### Input
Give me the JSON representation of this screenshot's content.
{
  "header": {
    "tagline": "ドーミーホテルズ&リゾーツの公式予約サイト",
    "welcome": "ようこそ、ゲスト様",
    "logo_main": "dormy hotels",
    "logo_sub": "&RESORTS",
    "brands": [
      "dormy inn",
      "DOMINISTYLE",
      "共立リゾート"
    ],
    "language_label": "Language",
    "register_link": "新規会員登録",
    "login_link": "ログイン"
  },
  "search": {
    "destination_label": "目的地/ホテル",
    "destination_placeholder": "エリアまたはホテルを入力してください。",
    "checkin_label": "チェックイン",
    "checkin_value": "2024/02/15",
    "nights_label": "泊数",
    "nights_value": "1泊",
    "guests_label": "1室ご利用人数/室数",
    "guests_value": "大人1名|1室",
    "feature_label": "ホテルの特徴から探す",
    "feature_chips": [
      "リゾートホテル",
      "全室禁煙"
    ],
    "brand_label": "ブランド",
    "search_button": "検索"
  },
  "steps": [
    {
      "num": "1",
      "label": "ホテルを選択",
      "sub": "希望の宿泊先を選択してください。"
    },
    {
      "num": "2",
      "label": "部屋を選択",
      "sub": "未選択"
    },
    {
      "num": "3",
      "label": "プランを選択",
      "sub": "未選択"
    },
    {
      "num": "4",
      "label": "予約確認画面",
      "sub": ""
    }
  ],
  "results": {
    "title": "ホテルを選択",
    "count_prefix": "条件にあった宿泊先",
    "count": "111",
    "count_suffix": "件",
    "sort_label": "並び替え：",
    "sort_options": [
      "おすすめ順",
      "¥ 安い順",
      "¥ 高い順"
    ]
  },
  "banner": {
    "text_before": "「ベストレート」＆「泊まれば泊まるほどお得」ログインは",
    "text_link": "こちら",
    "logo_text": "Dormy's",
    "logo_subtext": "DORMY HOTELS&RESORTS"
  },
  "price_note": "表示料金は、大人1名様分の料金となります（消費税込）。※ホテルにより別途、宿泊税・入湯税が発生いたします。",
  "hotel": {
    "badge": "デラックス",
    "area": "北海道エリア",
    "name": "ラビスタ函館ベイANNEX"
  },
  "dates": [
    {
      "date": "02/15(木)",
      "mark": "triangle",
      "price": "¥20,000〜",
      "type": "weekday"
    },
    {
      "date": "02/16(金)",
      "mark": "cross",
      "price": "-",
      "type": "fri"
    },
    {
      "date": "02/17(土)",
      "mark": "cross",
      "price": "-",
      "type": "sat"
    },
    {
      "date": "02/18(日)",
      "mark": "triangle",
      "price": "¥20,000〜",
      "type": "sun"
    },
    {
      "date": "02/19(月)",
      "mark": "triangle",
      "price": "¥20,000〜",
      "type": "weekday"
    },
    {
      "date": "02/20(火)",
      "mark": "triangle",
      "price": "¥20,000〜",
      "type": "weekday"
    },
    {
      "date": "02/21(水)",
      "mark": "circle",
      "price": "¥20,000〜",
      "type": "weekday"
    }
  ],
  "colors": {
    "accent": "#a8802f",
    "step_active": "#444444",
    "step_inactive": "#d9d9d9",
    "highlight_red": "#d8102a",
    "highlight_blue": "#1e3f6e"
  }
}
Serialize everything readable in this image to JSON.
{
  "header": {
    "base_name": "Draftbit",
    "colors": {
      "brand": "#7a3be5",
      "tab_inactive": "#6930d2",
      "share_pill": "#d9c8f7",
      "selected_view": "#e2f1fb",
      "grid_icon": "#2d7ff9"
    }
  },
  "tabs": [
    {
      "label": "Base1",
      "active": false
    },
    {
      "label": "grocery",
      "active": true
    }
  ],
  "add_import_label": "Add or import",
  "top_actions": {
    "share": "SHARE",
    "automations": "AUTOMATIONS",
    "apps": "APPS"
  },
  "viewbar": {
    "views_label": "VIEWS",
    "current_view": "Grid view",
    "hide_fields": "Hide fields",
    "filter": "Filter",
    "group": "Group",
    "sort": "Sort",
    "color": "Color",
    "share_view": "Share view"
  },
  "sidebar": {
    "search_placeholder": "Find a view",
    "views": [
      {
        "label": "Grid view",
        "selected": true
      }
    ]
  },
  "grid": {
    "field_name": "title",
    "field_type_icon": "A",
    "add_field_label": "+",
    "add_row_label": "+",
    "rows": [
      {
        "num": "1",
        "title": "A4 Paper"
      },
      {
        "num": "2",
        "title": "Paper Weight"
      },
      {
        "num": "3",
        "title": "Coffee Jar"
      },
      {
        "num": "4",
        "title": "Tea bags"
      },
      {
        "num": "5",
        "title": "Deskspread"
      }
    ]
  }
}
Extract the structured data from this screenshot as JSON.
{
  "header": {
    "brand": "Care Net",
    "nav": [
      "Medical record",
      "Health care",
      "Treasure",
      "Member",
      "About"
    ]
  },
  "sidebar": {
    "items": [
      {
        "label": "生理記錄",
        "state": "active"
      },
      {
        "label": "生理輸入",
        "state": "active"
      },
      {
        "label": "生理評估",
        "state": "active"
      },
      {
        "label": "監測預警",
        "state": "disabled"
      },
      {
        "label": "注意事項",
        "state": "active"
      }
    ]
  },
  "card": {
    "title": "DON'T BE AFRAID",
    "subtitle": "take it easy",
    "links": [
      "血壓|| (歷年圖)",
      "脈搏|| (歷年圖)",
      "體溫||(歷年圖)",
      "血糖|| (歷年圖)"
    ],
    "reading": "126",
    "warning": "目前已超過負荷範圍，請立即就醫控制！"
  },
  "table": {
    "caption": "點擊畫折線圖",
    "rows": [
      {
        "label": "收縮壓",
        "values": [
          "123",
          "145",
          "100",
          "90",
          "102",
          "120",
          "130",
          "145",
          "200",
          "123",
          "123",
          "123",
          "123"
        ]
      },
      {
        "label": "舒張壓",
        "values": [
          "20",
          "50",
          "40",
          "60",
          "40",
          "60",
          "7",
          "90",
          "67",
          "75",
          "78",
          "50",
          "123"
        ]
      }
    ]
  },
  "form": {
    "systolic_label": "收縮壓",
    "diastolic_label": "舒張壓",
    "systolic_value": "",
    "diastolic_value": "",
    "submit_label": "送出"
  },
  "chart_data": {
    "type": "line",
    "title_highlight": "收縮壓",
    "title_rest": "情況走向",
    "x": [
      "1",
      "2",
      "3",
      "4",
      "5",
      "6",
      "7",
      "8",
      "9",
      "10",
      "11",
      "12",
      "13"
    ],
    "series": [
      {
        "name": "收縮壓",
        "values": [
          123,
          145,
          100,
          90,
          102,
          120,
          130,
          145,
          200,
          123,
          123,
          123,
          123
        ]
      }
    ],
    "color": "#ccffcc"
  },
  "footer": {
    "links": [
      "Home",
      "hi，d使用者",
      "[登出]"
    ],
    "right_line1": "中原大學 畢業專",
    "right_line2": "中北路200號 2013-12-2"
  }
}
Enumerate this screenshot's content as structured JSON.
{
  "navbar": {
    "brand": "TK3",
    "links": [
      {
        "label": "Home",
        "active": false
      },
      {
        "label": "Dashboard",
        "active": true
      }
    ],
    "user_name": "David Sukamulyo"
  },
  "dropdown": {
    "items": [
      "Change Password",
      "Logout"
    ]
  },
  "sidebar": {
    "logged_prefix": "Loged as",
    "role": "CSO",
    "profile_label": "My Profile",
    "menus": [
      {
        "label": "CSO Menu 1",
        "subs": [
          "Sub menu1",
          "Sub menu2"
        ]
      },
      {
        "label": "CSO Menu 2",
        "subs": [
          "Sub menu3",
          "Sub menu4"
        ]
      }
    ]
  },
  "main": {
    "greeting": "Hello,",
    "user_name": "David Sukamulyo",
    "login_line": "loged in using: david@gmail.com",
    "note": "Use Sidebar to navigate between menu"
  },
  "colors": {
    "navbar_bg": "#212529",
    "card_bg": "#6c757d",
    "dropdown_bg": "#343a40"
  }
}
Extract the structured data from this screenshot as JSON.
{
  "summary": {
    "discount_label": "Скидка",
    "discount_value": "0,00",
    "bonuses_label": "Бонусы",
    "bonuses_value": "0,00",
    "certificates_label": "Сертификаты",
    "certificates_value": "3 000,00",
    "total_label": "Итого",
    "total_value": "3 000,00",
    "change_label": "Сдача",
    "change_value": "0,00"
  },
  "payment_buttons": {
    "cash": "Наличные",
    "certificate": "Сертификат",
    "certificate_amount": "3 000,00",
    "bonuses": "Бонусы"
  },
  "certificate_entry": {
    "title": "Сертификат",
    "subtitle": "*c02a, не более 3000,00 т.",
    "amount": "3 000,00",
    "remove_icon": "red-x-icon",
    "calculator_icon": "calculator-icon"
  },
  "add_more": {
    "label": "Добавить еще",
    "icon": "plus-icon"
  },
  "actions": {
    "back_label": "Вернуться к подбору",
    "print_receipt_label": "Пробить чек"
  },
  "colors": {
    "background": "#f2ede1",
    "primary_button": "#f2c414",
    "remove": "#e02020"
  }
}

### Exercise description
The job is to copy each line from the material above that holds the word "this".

### Answer space
Give me the JSON representation of this screenshot's content.
Serialize everything readable in this image to JSON.
Extract the structured data from this screenshot as JSON.
Enumerate this screenshot's content as structured JSON.
Extract the structured data from this screenshot as JSON.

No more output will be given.